line graph, slope graph

A slopegraph is a lot like a line graph, in that it plots change between points however, a slopegraph plots the change between only two points, without any kind of regard for the points in between.

It is based on the idea that humans are fairly good at interpreting changes in direction. Decreases and quickly rising increases are easily detected.

Slopegraphs are often used to show change over time but have also been used to compare two groups, such as boys and girls.


Beginning of school year performance compared to end of year

Slope graph showing performance of six schools from the start of the year to the end: while most schools increased, only one school met growth targets and one school decreased

In this example, the slope graph compares school performance at the beginning of the year (BOY) to the end of the year (EOY).

Source: Stephanie Evergreen

Advice for choosing this method

Choose this method when you want the audience to focus strictly on the beginning and endpoints.

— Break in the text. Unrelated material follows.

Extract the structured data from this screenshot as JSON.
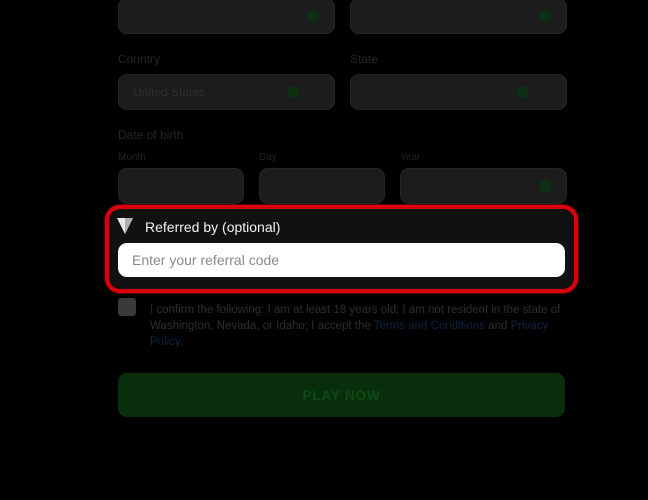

If, for example, a traditional line graph would reveal significant variations in the data, a slopegraph would not be the best choice because it masks any data points in the middle.

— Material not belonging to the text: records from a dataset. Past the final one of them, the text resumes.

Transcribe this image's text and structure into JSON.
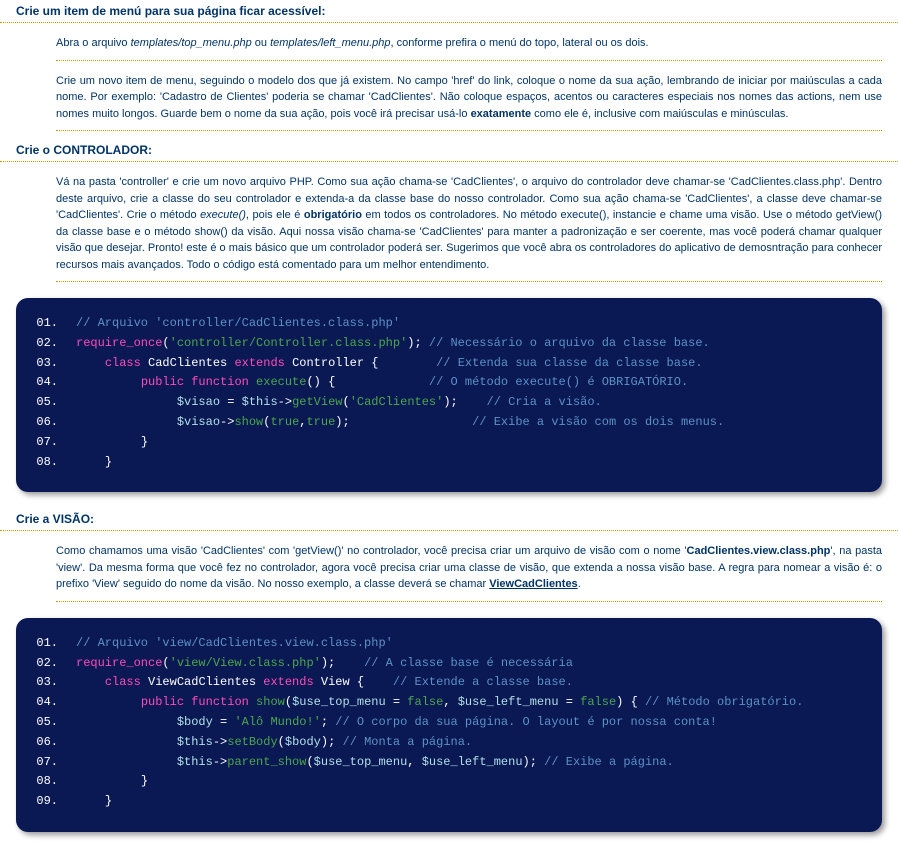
{
  "section1": {
    "title": "Crie um item de menú para sua página ficar acessível:",
    "para1": {
      "prefix": "Abra o arquivo ",
      "em1": "templates/top_menu.php",
      "mid": " ou ",
      "em2": "templates/left_menu.php",
      "suffix": ", conforme prefira o menú do topo, lateral ou os dois."
    },
    "para2": {
      "text1": "Crie um novo item de menu, seguindo o modelo dos que já existem. No campo 'href' do link, coloque o nome da sua ação, lembrando de iniciar por maiúsculas a cada nome. Por exemplo: 'Cadastro de Clientes' poderia se chamar 'CadClientes'. Não coloque espaços, acentos ou caracteres especiais nos nomes das actions, nem use nomes muito longos. Guarde bem o nome da sua ação, pois você irá precisar usá-lo ",
      "bold": "exatamente",
      "text2": " como ele é, inclusive com maiúsculas e minúsculas."
    }
  },
  "section2": {
    "title": "Crie o CONTROLADOR:",
    "para1": {
      "text1": "Vá na pasta 'controller' e crie um novo arquivo PHP. Como sua ação chama-se 'CadClientes', o arquivo do controlador deve chamar-se 'CadClientes.class.php'. Dentro deste arquivo, crie a classe do seu controlador e extenda-a da classe base do nosso controlador. Como sua ação chama-se 'CadClientes', a classe deve chamar-se 'CadClientes'. Crie o método ",
      "em1": "execute()",
      "text2": ", pois ele é ",
      "bold": "obrigatório",
      "text3": " em todos os controladores. No método execute(), instancie e chame uma visão. Use o método getView() da classe base e o método show() da visão. Aqui nossa visão chama-se 'CadClientes' para manter a padronização e ser coerente, mas você poderá chamar qualquer visão que desejar. Pronto! este é o mais básico que um controlador poderá ser. Sugerimos que você abra os controladores do aplicativo de demosntração para conhecer recursos mais avançados. Todo o código está comentado para um melhor entendimento."
    }
  },
  "code1": {
    "l1_cmt": "// Arquivo 'controller/CadClientes.class.php'",
    "l2_kw": "require_once",
    "l2_op1": "(",
    "l2_str": "'controller/Controller.class.php'",
    "l2_op2": ");",
    "l2_cmt": " // Necessário o arquivo da classe base.",
    "l3_sp": "    ",
    "l3_kw1": "class",
    "l3_plain1": " CadClientes ",
    "l3_kw2": "extends",
    "l3_plain2": " Controller ",
    "l3_op": "{",
    "l3_sp2": "        ",
    "l3_cmt": "// Extenda sua classe da classe base.",
    "l4_sp": "         ",
    "l4_kw1": "public",
    "l4_sp2": " ",
    "l4_kw2": "function",
    "l4_sp3": " ",
    "l4_fn": "execute",
    "l4_op1": "()",
    "l4_sp4": " ",
    "l4_op2": "{",
    "l4_sp5": "             ",
    "l4_cmt": "// O método execute() é OBRIGATÓRIO.",
    "l5_sp": "              ",
    "l5_var": "$visao",
    "l5_sp2": " ",
    "l5_op1": "=",
    "l5_sp3": " ",
    "l5_var2": "$this",
    "l5_op2": "->",
    "l5_fn": "getView",
    "l5_op3": "(",
    "l5_str": "'CadClientes'",
    "l5_op4": ");",
    "l5_sp4": "    ",
    "l5_cmt": "// Cria a visão.",
    "l6_sp": "              ",
    "l6_var": "$visao",
    "l6_op1": "->",
    "l6_fn": "show",
    "l6_op2": "(",
    "l6_b1": "true",
    "l6_op3": ",",
    "l6_b2": "true",
    "l6_op4": ");",
    "l6_sp2": "                 ",
    "l6_cmt": "// Exibe a visão com os dois menus.",
    "l7_sp": "         ",
    "l7_op": "}",
    "l8_sp": "    ",
    "l8_op": "}"
  },
  "section3": {
    "title": "Crie a VISÃO:",
    "para1": {
      "text1": "Como chamamos uma visão 'CadClientes' com 'getView()' no controlador, você precisa criar um arquivo de visão com o nome '",
      "bold1": "CadClientes.view.class.php",
      "text2": "', na pasta 'view'. Da mesma forma que você fez no controlador, agora você precisa criar uma classe de visão, que extenda a nossa visão base. A regra para nomear a visão é: o prefixo 'View' seguido do nome da visão. No nosso exemplo, a classe deverá se chamar ",
      "link": "ViewCadClientes",
      "text3": "."
    }
  },
  "code2": {
    "l1_cmt": "// Arquivo 'view/CadClientes.view.class.php'",
    "l2_kw": "require_once",
    "l2_op1": "(",
    "l2_str": "'view/View.class.php'",
    "l2_op2": ");",
    "l2_sp": "    ",
    "l2_cmt": "// A classe base é necessária",
    "l3_sp": "    ",
    "l3_kw1": "class",
    "l3_plain1": " ViewCadClientes ",
    "l3_kw2": "extends",
    "l3_plain2": " View ",
    "l3_op": "{",
    "l3_sp2": "    ",
    "l3_cmt": "// Extende a classe base.",
    "l4_sp": "         ",
    "l4_kw1": "public",
    "l4_sp2": " ",
    "l4_kw2": "function",
    "l4_sp3": " ",
    "l4_fn": "show",
    "l4_op1": "(",
    "l4_var1": "$use_top_menu",
    "l4_sp4": " ",
    "l4_op2": "=",
    "l4_sp5": " ",
    "l4_b1": "false",
    "l4_op3": ",",
    "l4_sp6": " ",
    "l4_var2": "$use_left_menu",
    "l4_sp7": " ",
    "l4_op4": "=",
    "l4_sp8": " ",
    "l4_b2": "false",
    "l4_op5": ")",
    "l4_sp9": " ",
    "l4_op6": "{",
    "l4_sp10": " ",
    "l4_cmt": "// Método obrigatório.",
    "l5_sp": "              ",
    "l5_var": "$body",
    "l5_sp2": " ",
    "l5_op1": "=",
    "l5_sp3": " ",
    "l5_str": "'Alô Mundo!'",
    "l5_op2": ";",
    "l5_sp4": " ",
    "l5_cmt": "// O corpo da sua página. O layout é por nossa conta!",
    "l6_sp": "              ",
    "l6_var": "$this",
    "l6_op1": "->",
    "l6_fn": "setBody",
    "l6_op2": "(",
    "l6_var2": "$body",
    "l6_op3": ");",
    "l6_sp2": " ",
    "l6_cmt": "// Monta a página.",
    "l7_sp": "              ",
    "l7_var": "$this",
    "l7_op1": "->",
    "l7_fn": "parent_show",
    "l7_op2": "(",
    "l7_var2": "$use_top_menu",
    "l7_op3": ",",
    "l7_sp2": " ",
    "l7_var3": "$use_left_menu",
    "l7_op4": ");",
    "l7_sp3": " ",
    "l7_cmt": "// Exibe a página.",
    "l8_sp": "         ",
    "l8_op": "}",
    "l9_sp": "    ",
    "l9_op": "}"
  },
  "linenums": {
    "n01": "01.",
    "n02": "02.",
    "n03": "03.",
    "n04": "04.",
    "n05": "05.",
    "n06": "06.",
    "n07": "07.",
    "n08": "08.",
    "n09": "09."
  }
}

Advice for using this method

Though it might seem redundant, it’s helpful to label both points with the full category name and value. Otherwise, it can be tricky to follow the line, especially if the lines cross. Colour coding lines of interest and matching the label colour can also help draw out a story in a dataset.

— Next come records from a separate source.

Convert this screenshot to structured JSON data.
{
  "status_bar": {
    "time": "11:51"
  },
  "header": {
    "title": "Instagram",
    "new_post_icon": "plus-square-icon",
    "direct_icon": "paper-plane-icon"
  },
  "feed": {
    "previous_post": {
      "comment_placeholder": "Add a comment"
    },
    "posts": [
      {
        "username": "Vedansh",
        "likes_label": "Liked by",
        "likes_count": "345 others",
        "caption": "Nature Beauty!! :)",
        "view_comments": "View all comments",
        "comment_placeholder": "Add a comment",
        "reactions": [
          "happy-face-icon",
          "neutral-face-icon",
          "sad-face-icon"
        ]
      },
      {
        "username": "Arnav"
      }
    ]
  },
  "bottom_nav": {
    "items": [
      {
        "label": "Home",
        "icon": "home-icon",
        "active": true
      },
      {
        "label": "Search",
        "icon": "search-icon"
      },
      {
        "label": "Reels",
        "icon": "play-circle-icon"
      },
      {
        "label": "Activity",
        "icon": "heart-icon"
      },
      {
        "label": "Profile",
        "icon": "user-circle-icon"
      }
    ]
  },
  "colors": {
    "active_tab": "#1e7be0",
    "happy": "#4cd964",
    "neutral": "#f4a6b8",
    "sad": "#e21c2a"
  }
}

Other ways to visualise changes over time

'Slopegraph' is referenced in: